    • • The natives were exposed to many different diseases when the Europeans were introduced.• The natives believed that many illness were the cause of a demon possessing the body and that there were many dances that hade healing properties to cure them.• They believed the illnesses came from supernatural intervention as well as physical problems concentrating on the body, mind and soul• The Jesuits were unconcerned about the medical problems because they were unequipped to handle it but more so focused on getting the ill baptized.
    • • In 1637 the Hurons were struck with the Influenza epidemic. The flu was a devastation to the Hurons and they suspected that the French were the reason they conquered the illness. They wondered what the French God could want to receive in order to end the plaque.• In 1639, the Hurrons were plagued with smallpox and the amount killed from the epidemic was astounding.• The Hurrons ultimately blamed the Jesuits for all of there misfortune with disease and planned to capture and kill all the missionaries.
    • • In the seventeenth century, war, raids, ambushes, and torture was very common as means of battle.• In 1649 the Iroguois changed their attacks further west which caught the Hurrons off guard.• The won their next attack in the town of St. Louis after a long battle by the villagers.• The Iroquois killed most captives by burning them, yet the ones who were not killed which were mostly women were taken captive and adopted as Iroquois.

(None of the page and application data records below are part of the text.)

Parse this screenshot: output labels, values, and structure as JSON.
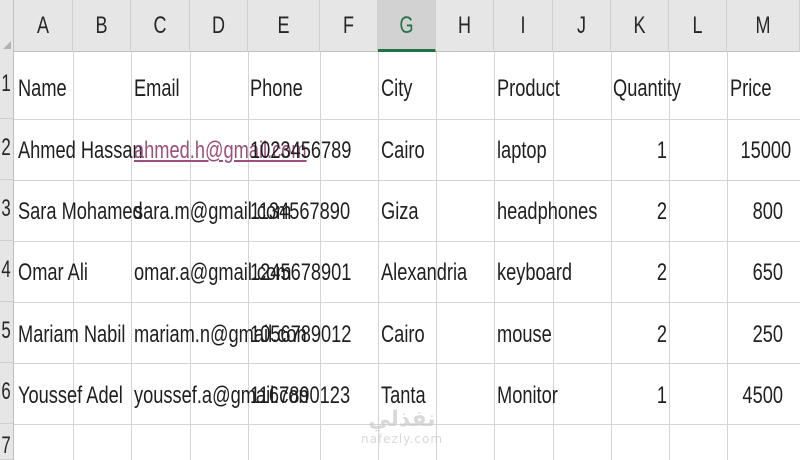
{
  "columns": [
    "A",
    "B",
    "C",
    "D",
    "E",
    "F",
    "G",
    "H",
    "I",
    "J",
    "K",
    "L",
    "M"
  ],
  "rows": [
    "1",
    "2",
    "3",
    "4",
    "5",
    "6",
    "7"
  ],
  "header": {
    "name": "Name",
    "email": "Email",
    "phone": "Phone",
    "city": "City",
    "product": "Product",
    "quantity": "Quantity",
    "price": "Price"
  },
  "records": [
    {
      "name": "Ahmed Hassan",
      "email": "ahmed.h@gmail.com",
      "phone": "1023456789",
      "city": "Cairo",
      "product": "laptop",
      "quantity": "1",
      "price": "15000"
    },
    {
      "name": "Sara Mohamed",
      "email": "sara.m@gmail.com",
      "phone": "1134567890",
      "city": "Giza",
      "product": "headphones",
      "quantity": "2",
      "price": "800"
    },
    {
      "name": "Omar Ali",
      "email": "omar.a@gmail.com",
      "phone": "1245678901",
      "city": "Alexandria",
      "product": "keyboard",
      "quantity": "2",
      "price": "650"
    },
    {
      "name": "Mariam Nabil",
      "email": "mariam.n@gmail.con",
      "phone": "1056789012",
      "city": "Cairo",
      "product": "mouse",
      "quantity": "2",
      "price": "250"
    },
    {
      "name": "Youssef Adel",
      "email": "youssef.a@gmail.con",
      "phone": "1167890123",
      "city": "Tanta",
      "product": "Monitor",
      "quantity": "1",
      "price": "4500"
    }
  ],
  "selected_column": "G",
  "watermark": {
    "arabic": "نفذلي",
    "latin": "nafezly.com"
  },
  "colors": {
    "link": "#9b4f7c",
    "selected_column_accent": "#217346",
    "header_bg": "#e6e6e6"
  }
}
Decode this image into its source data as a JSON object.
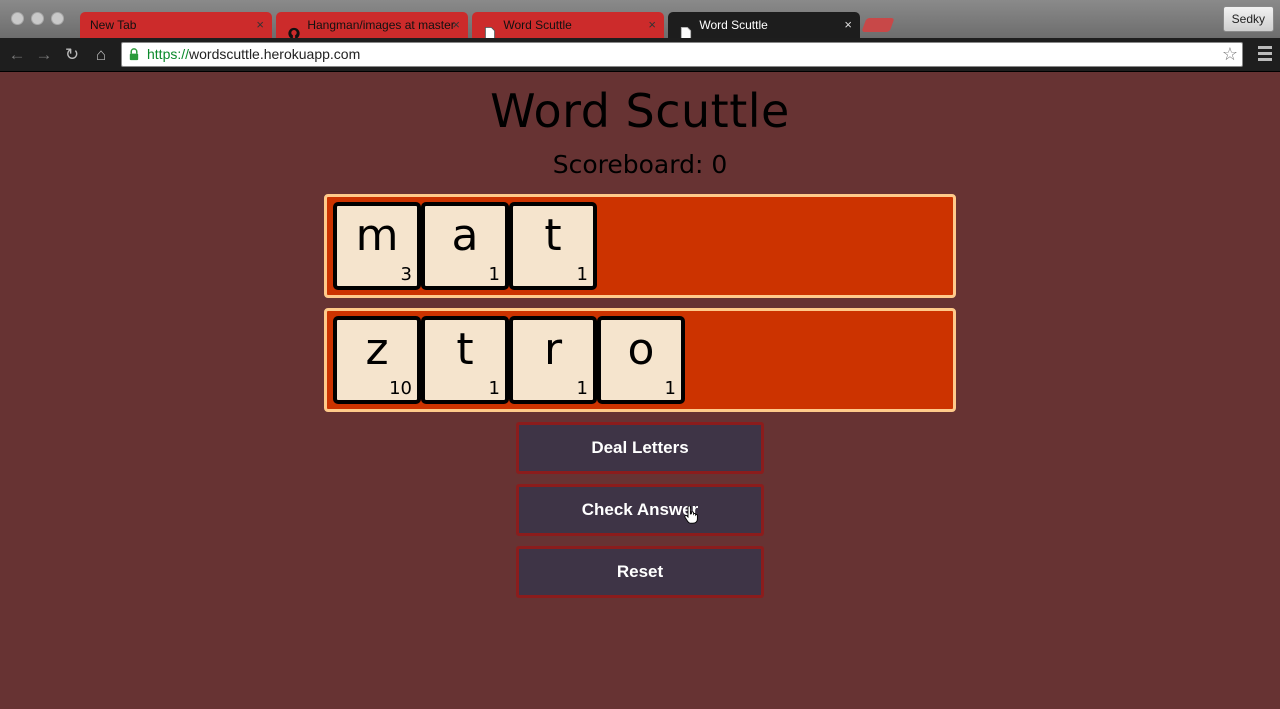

    • • Some of the Mohawks that were seeking security joined forces with the English while others went to the French.• The Jesuits tended to think that the move to the French meant that they were wanting more religious idealism and submission to the French, yet it was more of distain of the English then of acceptance of Christianity• In 1649, The Huron nations collapsed. The remaining members of the tribe surrendered to the enemy and became adopted Iroquois. One small band of Catholic Hurons followed the Jesuits into Quebec City.